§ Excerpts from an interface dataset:
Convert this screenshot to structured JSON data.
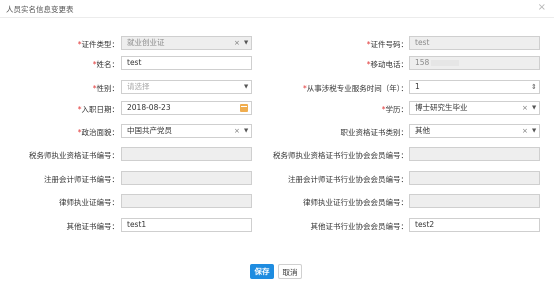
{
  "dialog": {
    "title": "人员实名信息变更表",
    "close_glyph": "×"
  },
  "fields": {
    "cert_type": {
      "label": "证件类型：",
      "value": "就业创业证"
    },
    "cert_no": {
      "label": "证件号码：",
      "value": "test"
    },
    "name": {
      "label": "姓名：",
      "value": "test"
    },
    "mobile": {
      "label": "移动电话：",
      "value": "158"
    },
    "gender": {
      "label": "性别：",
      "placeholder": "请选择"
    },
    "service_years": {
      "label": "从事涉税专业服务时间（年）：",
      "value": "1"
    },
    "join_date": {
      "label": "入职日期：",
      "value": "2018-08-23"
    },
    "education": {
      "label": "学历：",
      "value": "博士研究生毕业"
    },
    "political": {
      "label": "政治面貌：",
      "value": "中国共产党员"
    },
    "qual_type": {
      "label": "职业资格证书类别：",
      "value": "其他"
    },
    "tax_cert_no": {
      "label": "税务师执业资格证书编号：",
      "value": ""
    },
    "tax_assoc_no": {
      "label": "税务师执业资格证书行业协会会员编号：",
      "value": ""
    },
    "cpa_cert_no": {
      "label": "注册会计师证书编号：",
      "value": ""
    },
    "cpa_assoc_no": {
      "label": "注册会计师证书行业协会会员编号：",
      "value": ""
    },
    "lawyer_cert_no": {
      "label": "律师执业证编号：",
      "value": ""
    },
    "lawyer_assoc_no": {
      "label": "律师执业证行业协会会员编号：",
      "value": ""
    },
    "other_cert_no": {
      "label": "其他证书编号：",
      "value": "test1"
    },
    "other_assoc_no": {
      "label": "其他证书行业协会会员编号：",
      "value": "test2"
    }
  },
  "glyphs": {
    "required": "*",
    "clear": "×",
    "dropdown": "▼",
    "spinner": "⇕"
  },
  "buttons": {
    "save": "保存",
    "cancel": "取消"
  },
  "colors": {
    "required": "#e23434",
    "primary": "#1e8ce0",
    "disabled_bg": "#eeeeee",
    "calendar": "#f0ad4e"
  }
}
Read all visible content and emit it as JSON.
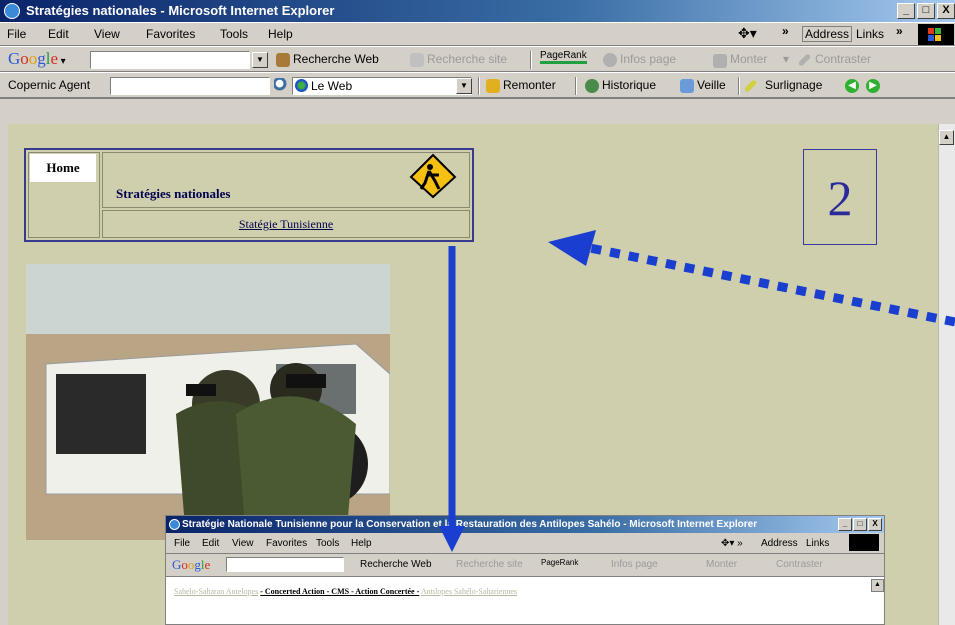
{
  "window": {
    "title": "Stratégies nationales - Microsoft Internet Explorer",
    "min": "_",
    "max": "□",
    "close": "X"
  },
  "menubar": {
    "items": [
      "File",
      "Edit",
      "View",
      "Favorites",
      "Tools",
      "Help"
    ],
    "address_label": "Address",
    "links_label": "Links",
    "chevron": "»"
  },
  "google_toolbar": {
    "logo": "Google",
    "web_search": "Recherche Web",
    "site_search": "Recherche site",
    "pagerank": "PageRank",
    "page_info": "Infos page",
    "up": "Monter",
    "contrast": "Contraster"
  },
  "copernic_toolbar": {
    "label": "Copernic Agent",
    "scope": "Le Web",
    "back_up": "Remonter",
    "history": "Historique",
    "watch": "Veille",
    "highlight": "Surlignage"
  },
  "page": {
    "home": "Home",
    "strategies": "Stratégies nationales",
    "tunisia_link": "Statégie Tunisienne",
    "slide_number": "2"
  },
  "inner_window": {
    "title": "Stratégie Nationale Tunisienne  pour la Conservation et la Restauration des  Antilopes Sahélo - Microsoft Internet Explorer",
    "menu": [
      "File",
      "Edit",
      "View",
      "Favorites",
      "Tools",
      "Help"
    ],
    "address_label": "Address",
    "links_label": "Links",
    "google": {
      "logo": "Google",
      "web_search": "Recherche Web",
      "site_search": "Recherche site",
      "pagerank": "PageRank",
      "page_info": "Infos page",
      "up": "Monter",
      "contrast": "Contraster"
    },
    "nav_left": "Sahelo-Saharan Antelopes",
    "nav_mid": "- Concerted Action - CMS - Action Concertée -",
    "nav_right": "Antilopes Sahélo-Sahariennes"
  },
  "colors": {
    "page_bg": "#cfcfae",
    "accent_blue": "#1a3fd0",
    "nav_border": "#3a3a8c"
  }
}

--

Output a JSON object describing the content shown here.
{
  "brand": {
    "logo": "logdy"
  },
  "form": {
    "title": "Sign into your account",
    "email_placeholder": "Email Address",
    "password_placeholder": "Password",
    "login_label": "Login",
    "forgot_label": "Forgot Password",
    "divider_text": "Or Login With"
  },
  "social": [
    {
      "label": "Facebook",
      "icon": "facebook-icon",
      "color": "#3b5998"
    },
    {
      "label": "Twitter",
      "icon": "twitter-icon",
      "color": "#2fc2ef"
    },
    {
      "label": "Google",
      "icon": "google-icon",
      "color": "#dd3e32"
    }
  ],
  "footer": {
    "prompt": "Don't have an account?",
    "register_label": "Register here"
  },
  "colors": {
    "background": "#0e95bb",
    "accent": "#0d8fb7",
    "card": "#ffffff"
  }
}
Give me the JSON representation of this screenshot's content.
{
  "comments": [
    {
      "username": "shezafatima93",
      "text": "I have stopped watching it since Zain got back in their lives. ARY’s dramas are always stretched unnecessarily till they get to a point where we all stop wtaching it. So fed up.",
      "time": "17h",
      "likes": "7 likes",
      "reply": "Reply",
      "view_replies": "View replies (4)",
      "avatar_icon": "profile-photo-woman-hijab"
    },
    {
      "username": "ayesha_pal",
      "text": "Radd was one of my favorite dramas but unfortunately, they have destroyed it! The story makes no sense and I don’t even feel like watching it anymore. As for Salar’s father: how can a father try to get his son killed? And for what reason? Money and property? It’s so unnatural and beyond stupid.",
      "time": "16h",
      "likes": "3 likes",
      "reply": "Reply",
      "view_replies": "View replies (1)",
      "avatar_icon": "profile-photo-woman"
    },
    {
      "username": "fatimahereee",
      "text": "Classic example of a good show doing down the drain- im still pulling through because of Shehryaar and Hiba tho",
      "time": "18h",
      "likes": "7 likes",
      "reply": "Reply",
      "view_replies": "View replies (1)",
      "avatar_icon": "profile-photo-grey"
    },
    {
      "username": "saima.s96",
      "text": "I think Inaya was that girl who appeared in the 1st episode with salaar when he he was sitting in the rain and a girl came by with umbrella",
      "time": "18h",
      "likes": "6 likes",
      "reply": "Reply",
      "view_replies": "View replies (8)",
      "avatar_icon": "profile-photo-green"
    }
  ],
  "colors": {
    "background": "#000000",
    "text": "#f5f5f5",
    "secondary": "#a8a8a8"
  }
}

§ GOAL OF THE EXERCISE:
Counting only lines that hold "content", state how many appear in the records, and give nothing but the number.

§ TASK RESULT:
3